The Arakan Army (AA) has captured more than 130 villagers in Paletwa Township, Chin State, claims a local ethnic organization. Although the AA has denied additional accusations of murders and sexual assaults in the township, if the allegations of arrests are true, it means the AA’s campaign of abductions and hostage-taking will continue to threaten the peace process into the new year.
The Khumi Affairs Coordination Council (KACC), an ethnic Khumi organization, reported that the AA had entered the village of Kyeelay and put it on lockdown, terrorizing its citizens and forcing young men to transport supplies and perform other tasks. Former Chin State Minister Salai Isaac Khen also claimed on Facebook that the AA had sexually assaulted young women in the village and beat and tortured others, resulting in two deaths. The AA soon issued a denial of these claims.
Regardless of the accuracy of the new accusations, there is no denying that the AA’s hostage-taking tactics continue to terrorize Rakhine and Chin States. A week prior to the Kyeelay incident, three men in the same township were arrested by an unknown group and later found dead. On Christmas Eve, the AA abducted three immigration officers in Rakhine State, and the group has yet to release abducted parliamentarian U Whei Tin. The MP, who represents the Paletwa constituency in the upper house, was previously reported to have been killed in a military strike against an AA base. The group insists he is still alive, though declines to show footage or any evidence of his well being for “security reasons.”

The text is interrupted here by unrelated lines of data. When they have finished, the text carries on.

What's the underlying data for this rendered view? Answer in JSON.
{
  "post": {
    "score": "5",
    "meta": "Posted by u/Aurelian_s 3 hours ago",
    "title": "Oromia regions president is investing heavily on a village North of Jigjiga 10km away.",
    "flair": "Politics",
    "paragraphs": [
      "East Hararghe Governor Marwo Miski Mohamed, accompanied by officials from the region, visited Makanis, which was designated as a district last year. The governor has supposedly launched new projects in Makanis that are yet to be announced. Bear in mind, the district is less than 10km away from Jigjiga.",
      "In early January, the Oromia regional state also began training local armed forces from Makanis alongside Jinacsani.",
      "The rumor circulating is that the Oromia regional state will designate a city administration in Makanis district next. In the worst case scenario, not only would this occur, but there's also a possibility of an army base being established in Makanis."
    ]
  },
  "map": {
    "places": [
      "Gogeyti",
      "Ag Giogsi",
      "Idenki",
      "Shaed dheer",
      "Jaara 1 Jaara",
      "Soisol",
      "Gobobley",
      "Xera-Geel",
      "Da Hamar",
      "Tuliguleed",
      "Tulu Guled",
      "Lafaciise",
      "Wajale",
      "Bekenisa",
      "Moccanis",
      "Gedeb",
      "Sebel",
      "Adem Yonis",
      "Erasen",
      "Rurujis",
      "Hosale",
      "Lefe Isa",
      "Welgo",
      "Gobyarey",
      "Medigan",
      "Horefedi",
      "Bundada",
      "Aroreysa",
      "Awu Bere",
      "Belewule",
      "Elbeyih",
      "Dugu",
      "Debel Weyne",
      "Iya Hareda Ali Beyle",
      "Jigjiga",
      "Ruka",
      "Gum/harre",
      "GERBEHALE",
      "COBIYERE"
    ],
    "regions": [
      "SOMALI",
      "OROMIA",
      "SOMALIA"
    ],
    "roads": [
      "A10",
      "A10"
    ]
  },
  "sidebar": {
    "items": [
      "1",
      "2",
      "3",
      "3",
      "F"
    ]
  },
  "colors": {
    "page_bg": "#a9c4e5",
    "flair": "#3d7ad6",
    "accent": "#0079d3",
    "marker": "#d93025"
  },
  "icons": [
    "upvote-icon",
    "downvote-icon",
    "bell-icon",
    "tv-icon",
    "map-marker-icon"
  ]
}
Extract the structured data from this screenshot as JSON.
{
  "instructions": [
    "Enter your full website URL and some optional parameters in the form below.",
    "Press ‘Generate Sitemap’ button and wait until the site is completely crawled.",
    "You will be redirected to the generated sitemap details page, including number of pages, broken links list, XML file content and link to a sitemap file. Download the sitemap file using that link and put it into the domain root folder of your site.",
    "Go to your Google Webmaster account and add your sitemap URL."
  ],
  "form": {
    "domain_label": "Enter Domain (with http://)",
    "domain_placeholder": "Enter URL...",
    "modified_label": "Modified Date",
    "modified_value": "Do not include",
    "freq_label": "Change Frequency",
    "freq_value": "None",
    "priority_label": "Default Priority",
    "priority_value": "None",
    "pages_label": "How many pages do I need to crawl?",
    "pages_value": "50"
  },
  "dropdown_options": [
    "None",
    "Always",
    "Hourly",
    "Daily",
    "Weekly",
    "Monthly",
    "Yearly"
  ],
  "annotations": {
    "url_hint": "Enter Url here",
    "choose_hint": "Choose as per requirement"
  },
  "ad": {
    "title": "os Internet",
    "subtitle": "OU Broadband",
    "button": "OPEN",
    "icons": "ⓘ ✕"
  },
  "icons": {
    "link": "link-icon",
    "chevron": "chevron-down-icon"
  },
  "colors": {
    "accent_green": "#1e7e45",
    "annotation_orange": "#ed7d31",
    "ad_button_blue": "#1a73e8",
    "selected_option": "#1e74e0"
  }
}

The ongoing violence in Rakhine State is a huge political liability for the country. The war with the AA and a separate conflict with the Arakan Rohingya Salvation Army, a Muslim group, have contributed to a general air of instability and uncertainty that is warding away foreign tourists and investors. Furthermore, the constant skirmishes are exacerbating efforts to repatriate more than 700,000 displaced Rakhine Muslims, which the NLD government will need to accomplish if it hopes to shake off international political scorn.